Why This Comedian Calls Himself the Israeli John Belushi
by Alan Zeitlin
Raanan Hershberg said that when he’s on the comedy stage, he will offend both political parties, and be very good at it.
On “The Tonight Show” starring Jimmy Fallon, the Jewish comedian, and Queens, New York resident, noted some facts of life.
“Once you turn 75 in America, you do not have a lot of options,” he said on the show. “You really don’t. You can either be put into a nursing home, or run every aspect of government.”
In his YouTube special, “Jokes From The Underground,” filmed at The Comedy Cellar, he said that Fox News Channel playing suspenseful music while talking about rising Covid numbers was insensitive. He also said a Fox News report claimed that the new vaccines could turn someone Jewish.
With clever wordplay and a George Costanza-like cadence at times, Hershberg will have you laughing.
He hails from Louisville, Kentucky, and is a fan of the University of Louisville’s basketball team, the Cardinals. He performs at clubs all across the country, and said at one show, someone yelled “Heil Hitler.”
How did he get into standup comedy?
“I was writing screenplays and I wasn’t having success,” he said in an interview. “I had some problems with drugs and alcohol, and I kind of fell into [comedy]. I think a lot of people who hit rock bottom go into comedy. But I realized I can do a much better show when I’m sober, so I worked hard and steadily improved.”
He often jokes about his overprotective mother.
“My mom is such a Jewish stereotype that if she was in a movie just being herself, people in the audience would get offended,” he said in the special, adding that they would think it’s an antisemitic portrayal.
He said she hinted that he gained weight during the pandemic by saying: “So I see you’ve gained weight during the pandemic.”
He said he realizes his mom could pass away soon, but that doesn’t stop him from trying to get off the phone with her as soon as possible because she nags him.
Talking about current events, he said, “Rudolph Giulian got brought down by Borat, a fictional character … that’s like if Austin Powers arrested Mike Pence,” he said in the special. “There was a coup on the capital that looked like if the French revolution was re-enacted by Carnal Cruise passengers.”
He also said Ukrainians are so tough, “even their Jewish comedians will fight to the death.”
He said that in the South, people call him Ron, because they can’t pronounce his first name. He also said that having a career in comedy is tough, because the goalposts are always moved.
“It’s really hard to be okay with where you’re at,” he said. “You always want more and more, and want to get a bigger crowd and a better special.”
In his special, he said that people know he is Jewish and always ask him his political opinion about the Israeli-Palestinian conflict. He said his peace plan would be one word: shorts.
He said he would tell the extreme factions on both sides what they both have in common.
“You both are very overdressed for the dessert,” he quipped.

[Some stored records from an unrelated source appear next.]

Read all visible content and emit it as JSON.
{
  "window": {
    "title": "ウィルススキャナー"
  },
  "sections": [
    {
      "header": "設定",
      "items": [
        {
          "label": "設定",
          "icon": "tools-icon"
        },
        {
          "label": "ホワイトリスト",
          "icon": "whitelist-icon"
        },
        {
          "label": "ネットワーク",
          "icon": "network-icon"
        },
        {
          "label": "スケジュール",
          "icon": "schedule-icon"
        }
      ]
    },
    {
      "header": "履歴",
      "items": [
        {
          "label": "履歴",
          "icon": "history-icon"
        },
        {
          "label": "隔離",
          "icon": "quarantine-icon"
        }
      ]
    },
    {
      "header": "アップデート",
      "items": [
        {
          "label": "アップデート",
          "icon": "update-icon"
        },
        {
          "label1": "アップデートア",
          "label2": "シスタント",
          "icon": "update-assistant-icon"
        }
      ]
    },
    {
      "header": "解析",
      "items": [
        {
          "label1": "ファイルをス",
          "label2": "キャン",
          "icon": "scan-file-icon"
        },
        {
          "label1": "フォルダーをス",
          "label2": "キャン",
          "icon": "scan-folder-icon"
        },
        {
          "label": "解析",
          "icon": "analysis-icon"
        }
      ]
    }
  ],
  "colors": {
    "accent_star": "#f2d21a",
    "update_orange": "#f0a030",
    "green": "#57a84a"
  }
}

He said that people complain, sometimes correctly, about cancel culture in America, but noted that “in other countries, you can get arrested or worse.” He said he has overcome nerves and anxiety and is confident in his performance ability.
His self-deprecating humor is highly impressive, and he gets better as his sets go on.
As for his future, he said he is working on his next hour of material.
“I’m not dying to act in films,” he said. “If it happens, it happens, but I am focusing on my bits.”
The author is a writer based in New York.